Regressing Grasping Using Force Myography: An Exploratory Study

Peer reviewed: 
Yes, item is peer reviewed.
Scholarly level: 
Graduate student (Masters)
Final version published as: 

Sadeghi Chegani, R., Menon, C. Regressing grasping using force myography: an exploratory study. BioMed Eng OnLine 17, 159 (2018). DOI: 10.1186/s12938-018-0593-2.

Date created: 
Force myography
Random forest
Finger movement prediction
Continuous grasping predication
Partial hand prosthesis

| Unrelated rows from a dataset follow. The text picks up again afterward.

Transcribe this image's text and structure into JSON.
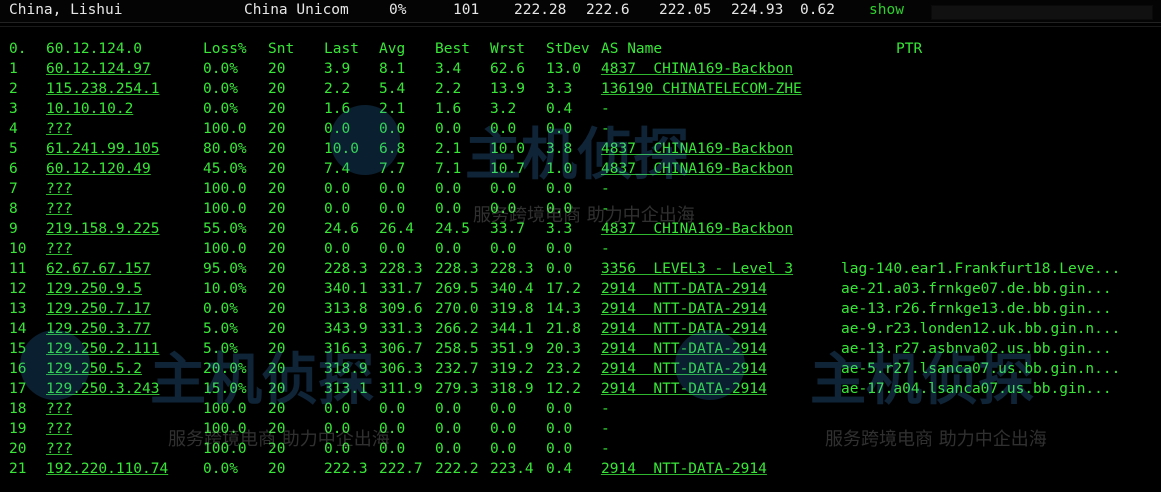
{
  "topbar": {
    "location": "China, Lishui",
    "isp": "China Unicom",
    "loss": "0%",
    "count": "101",
    "last": "222.28",
    "avg": "222.6",
    "best": "222.05",
    "worst": "224.93",
    "stdev": "0.62",
    "show_label": "show",
    "progress": 1.0
  },
  "header": {
    "hop": "0.",
    "host": "60.12.124.0",
    "loss": "Loss%",
    "snt": "Snt",
    "last": "Last",
    "avg": "Avg",
    "best": "Best",
    "wrst": "Wrst",
    "stdev": "StDev",
    "asname": "AS Name",
    "ptr": "PTR"
  },
  "hops": [
    {
      "n": "1",
      "host": "60.12.124.97",
      "loss": "0.0%",
      "snt": "20",
      "last": "3.9",
      "avg": "8.1",
      "best": "3.4",
      "wrst": "62.6",
      "stdev": "13.0",
      "as": "4837  CHINA169-Backbon",
      "ptr": ""
    },
    {
      "n": "2",
      "host": "115.238.254.1",
      "loss": "0.0%",
      "snt": "20",
      "last": "2.2",
      "avg": "5.4",
      "best": "2.2",
      "wrst": "13.9",
      "stdev": "3.3",
      "as": "136190 CHINATELECOM-ZHE",
      "ptr": ""
    },
    {
      "n": "3",
      "host": "10.10.10.2",
      "loss": "0.0%",
      "snt": "20",
      "last": "1.6",
      "avg": "2.1",
      "best": "1.6",
      "wrst": "3.2",
      "stdev": "0.4",
      "as": "-",
      "ptr": ""
    },
    {
      "n": "4",
      "host": "???",
      "loss": "100.0",
      "snt": "20",
      "last": "0.0",
      "avg": "0.0",
      "best": "0.0",
      "wrst": "0.0",
      "stdev": "0.0",
      "as": "-",
      "ptr": ""
    },
    {
      "n": "5",
      "host": "61.241.99.105",
      "loss": "80.0%",
      "snt": "20",
      "last": "10.0",
      "avg": "6.8",
      "best": "2.1",
      "wrst": "10.0",
      "stdev": "3.8",
      "as": "4837  CHINA169-Backbon",
      "ptr": ""
    },
    {
      "n": "6",
      "host": "60.12.120.49",
      "loss": "45.0%",
      "snt": "20",
      "last": "7.4",
      "avg": "7.7",
      "best": "7.1",
      "wrst": "10.7",
      "stdev": "1.0",
      "as": "4837  CHINA169-Backbon",
      "ptr": ""
    },
    {
      "n": "7",
      "host": "???",
      "loss": "100.0",
      "snt": "20",
      "last": "0.0",
      "avg": "0.0",
      "best": "0.0",
      "wrst": "0.0",
      "stdev": "0.0",
      "as": "-",
      "ptr": ""
    },
    {
      "n": "8",
      "host": "???",
      "loss": "100.0",
      "snt": "20",
      "last": "0.0",
      "avg": "0.0",
      "best": "0.0",
      "wrst": "0.0",
      "stdev": "0.0",
      "as": "-",
      "ptr": ""
    },
    {
      "n": "9",
      "host": "219.158.9.225",
      "loss": "55.0%",
      "snt": "20",
      "last": "24.6",
      "avg": "26.4",
      "best": "24.5",
      "wrst": "33.7",
      "stdev": "3.3",
      "as": "4837  CHINA169-Backbon",
      "ptr": ""
    },
    {
      "n": "10",
      "host": "???",
      "loss": "100.0",
      "snt": "20",
      "last": "0.0",
      "avg": "0.0",
      "best": "0.0",
      "wrst": "0.0",
      "stdev": "0.0",
      "as": "-",
      "ptr": ""
    },
    {
      "n": "11",
      "host": "62.67.67.157",
      "loss": "95.0%",
      "snt": "20",
      "last": "228.3",
      "avg": "228.3",
      "best": "228.3",
      "wrst": "228.3",
      "stdev": "0.0",
      "as": "3356  LEVEL3 - Level 3",
      "ptr": "lag-140.ear1.Frankfurt18.Leve..."
    },
    {
      "n": "12",
      "host": "129.250.9.5",
      "loss": "10.0%",
      "snt": "20",
      "last": "340.1",
      "avg": "331.7",
      "best": "269.5",
      "wrst": "340.4",
      "stdev": "17.2",
      "as": "2914  NTT-DATA-2914",
      "ptr": "ae-21.a03.frnkge07.de.bb.gin..."
    },
    {
      "n": "13",
      "host": "129.250.7.17",
      "loss": "0.0%",
      "snt": "20",
      "last": "313.8",
      "avg": "309.6",
      "best": "270.0",
      "wrst": "319.8",
      "stdev": "14.3",
      "as": "2914  NTT-DATA-2914",
      "ptr": "ae-13.r26.frnkge13.de.bb.gin..."
    },
    {
      "n": "14",
      "host": "129.250.3.77",
      "loss": "5.0%",
      "snt": "20",
      "last": "343.9",
      "avg": "331.3",
      "best": "266.2",
      "wrst": "344.1",
      "stdev": "21.8",
      "as": "2914  NTT-DATA-2914",
      "ptr": "ae-9.r23.londen12.uk.bb.gin.n..."
    },
    {
      "n": "15",
      "host": "129.250.2.111",
      "loss": "5.0%",
      "snt": "20",
      "last": "316.3",
      "avg": "306.7",
      "best": "258.5",
      "wrst": "351.9",
      "stdev": "20.3",
      "as": "2914  NTT-DATA-2914",
      "ptr": "ae-13.r27.asbnva02.us.bb.gin..."
    },
    {
      "n": "16",
      "host": "129.250.5.2",
      "loss": "20.0%",
      "snt": "20",
      "last": "318.9",
      "avg": "306.3",
      "best": "232.7",
      "wrst": "319.2",
      "stdev": "23.2",
      "as": "2914  NTT-DATA-2914",
      "ptr": "ae-5.r27.lsanca07.us.bb.gin.n..."
    },
    {
      "n": "17",
      "host": "129.250.3.243",
      "loss": "15.0%",
      "snt": "20",
      "last": "313.1",
      "avg": "311.9",
      "best": "279.3",
      "wrst": "318.9",
      "stdev": "12.2",
      "as": "2914  NTT-DATA-2914",
      "ptr": "ae-17.a04.lsanca07.us.bb.gin..."
    },
    {
      "n": "18",
      "host": "???",
      "loss": "100.0",
      "snt": "20",
      "last": "0.0",
      "avg": "0.0",
      "best": "0.0",
      "wrst": "0.0",
      "stdev": "0.0",
      "as": "-",
      "ptr": ""
    },
    {
      "n": "19",
      "host": "???",
      "loss": "100.0",
      "snt": "20",
      "last": "0.0",
      "avg": "0.0",
      "best": "0.0",
      "wrst": "0.0",
      "stdev": "0.0",
      "as": "-",
      "ptr": ""
    },
    {
      "n": "20",
      "host": "???",
      "loss": "100.0",
      "snt": "20",
      "last": "0.0",
      "avg": "0.0",
      "best": "0.0",
      "wrst": "0.0",
      "stdev": "0.0",
      "as": "-",
      "ptr": ""
    },
    {
      "n": "21",
      "host": "192.220.110.74",
      "loss": "0.0%",
      "snt": "20",
      "last": "222.3",
      "avg": "222.7",
      "best": "222.2",
      "wrst": "223.4",
      "stdev": "0.4",
      "as": "2914  NTT-DATA-2914",
      "ptr": ""
    }
  ],
  "watermark": {
    "brand": "主机侦探",
    "slogan": "服务跨境电商 助力中企出海"
  },
  "colors": {
    "text_green": "#38e638",
    "background": "#000000",
    "progress_fill": "#1fc81f"
  }
}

Background: Partial hand amputation forms more than 90% of all upper limb amputations. This amputation has a notable efect on the amputee’s life. To improve the quality of life for partial hand amputees diferent prosthesis options, including externallypowered prosthesis, have been investigated. The focus of this work is to explore force myography (FMG) as a technique for regressing grasping movement accompanied by wrist position variations. This study can lay the groundwork for a future investigation of FMG as a technique for controlling externally-powered prostheses continuously. Methods: Ten able-bodied participants performed three hand movements while their wrist was fxed in one of six predefned positions. The angle between Thumb and Index fnger (θTI), and Thumb and Middle fnger (θTM) were calculated as measures of grasping movements. Two approaches were examined for estimating each angle: (i) one regression model, trained on data from all wrist positions and hand movements; (ii) a classifer that identifed the wrist position followed by a separate regression model for each wrist position. The possibility of training the system using a limited number of wrist positions and testing it on all positions was also investigated. Results: The frst approach had a correlation of determination (R2) of 0.871 for θTI and R2 θTM = 0.941. Using the second approach R2 θTI = 0.874 and R2 θTM = 0.942 were obtained. The frst approach is over two times faster than the second approach while having similar performance; thus the frst approach was selected to investigate the efect of the wrist position variations. Training with 6 or 5 wrist positions yielded results which were not statistically signifcant. A statistically signifcant decrease in performance resulted when less than fve wrist positions were used for training. Conclusions: The results indicate the potential of FMG to regress grasping movement, accompanied by wrist position variations, with a regression model for each angle. Also, it is necessary to include more than one wrist position in the training phase.

Document type: 
Natural Sciences and Engineering Research Council of Canada (NSERC)
Canadian Institutes of Health Research (CIHR)
Canada Research Chair (CRC)